(Excerpts from a dataset)
-- -- --

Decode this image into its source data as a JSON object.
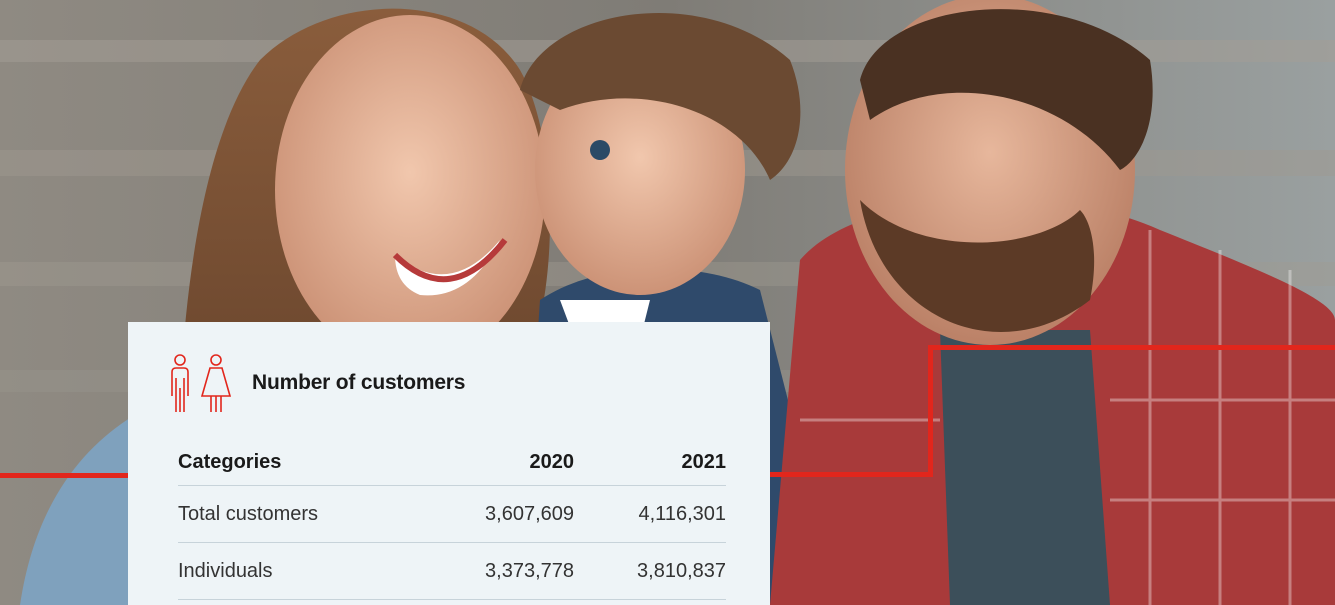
{
  "card": {
    "title": "Number of customers",
    "icon": "people-man-woman-icon",
    "accent_color": "#e2261c"
  },
  "table": {
    "headers": [
      "Categories",
      "2020",
      "2021"
    ],
    "rows": [
      {
        "category": "Total customers",
        "y2020": "3,607,609",
        "y2021": "4,116,301"
      },
      {
        "category": "Individuals",
        "y2020": "3,373,778",
        "y2021": "3,810,837"
      }
    ]
  },
  "photo": {
    "description_icon": "family-photo"
  }
}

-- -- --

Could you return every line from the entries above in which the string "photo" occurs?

  "photo": {
    "description_icon": "family-photo"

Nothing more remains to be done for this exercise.